LGBT activists in St. Petersburg, Russia, confirmed that antigay attackers invaded a private meeting of a Rainbow Coffee Party Sunday at the offices of LaSky, an HIV and STD information and treatment clinic that serves LGBT people.
Two masked men entered the community center Sunday night claiming to be looking for a friend, and then one opened fire with a gun while the other brandished a baseball bat, injuring two of the LGBT and allied youth who were at the Rainbow Coffee Party, according to a statement from LaSky.
One victim was transported to the hospital with "a bullet stuck in his eye," according to the statement, and doctors did not expect to be able to save the man's eye. The second victim was a young woman, who was injured by the baseball bat.
"Today’s attack is a result of escalation of homophobic climate in the city," said Valery Sozaev, LaSky's project manager, in a press release translated from Russian by Vlad Bukhtoyarov. "Those who foster the feelings of hatred on the ground of sexual orientation or gender identity including politicians and religious leaders must be accounted for it. This attack aimed at the office of organization for prevention of HIV and STD is an indication that pogrom-makers progressed from attacking activists during street rallies to attacks on closed private social events. Advocacy groups of the city are following this accident with an intense attention and will press for just and fair investigation of this homophobic hate crime."

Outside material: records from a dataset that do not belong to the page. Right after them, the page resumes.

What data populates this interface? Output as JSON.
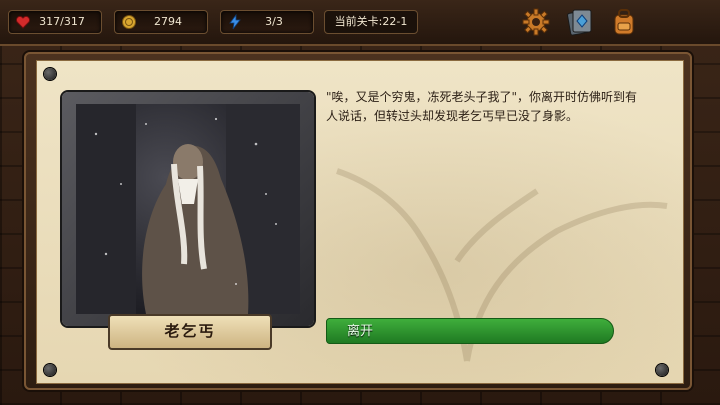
{
  "stats": {
    "hp": "317/317",
    "gold": "2794",
    "energy": "3/3",
    "level": "当前关卡:22-1"
  },
  "toolbar": {
    "settings_icon": "gear-icon",
    "cards_icon": "card-deck-icon",
    "backpack_icon": "backpack-icon"
  },
  "event": {
    "name": "老乞丐",
    "text": "\"唉，又是个穷鬼，冻死老头子我了\"，你离开时仿佛听到有人说话，但转过头却发现老乞丐早已没了身影。",
    "leave_label": "离开"
  },
  "colors": {
    "hp": "#d42a2a",
    "gold": "#d8a630",
    "energy": "#3a8ee8",
    "button": "#2f9a32"
  }
}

LaSky's statement confirmed that its Rainbow Coffee Party is a weekly social meeting for LGBT and allied youth that supports free, nonjudgmental communication between participants. Between 25 and 30 people were in attendance at Sunday's meeting, LaSky reports.
As The Advocate first reported, police came to the LaSky office to investigate the assault but left immediately, saying they saw no evidence of a crime.
Just one day before the attack at LaSky, activists took to the streets of St. Petersburg for the ninth annual March Against Hatred, an officially sanctioned rally that called for an end to discrimination, intolerance, and xenophobia in Russia. Along with banners bearing the march's slogan — "For Russia Without Pogroms" — activists also carried rainbow flags and banners that read "God Loves Gays." Watch video of the march below.
Anti-LGBT violence in Russia has been on the rise since President Vladimir Putin signed a series of anti-LGBT laws this summer, including one that imposes fines and possible jail time for anyone disseminating "propaganda of nontraditional sexual relationships" where it might be visible to minors. A second law forbids gay and lesbian people from adopting Russian orphans, while also forbidding single people from nations that embrace marriage equality from adopting any of Russia's estimated 600,000 children without legal guardians.
Last month, a member of the conservative ruling party introduced a bill that would remove children from the homes of their gay and lesbian parents, claiming that homosexuality was tantamount to child abuse, drug use, and alcoholism. The lawmaker withdrew the bill shortly after its introduction, but only to amend some language and then reintroduce it.
Watch video from the march that preceded Sunday's attacks in St. Petersburg below.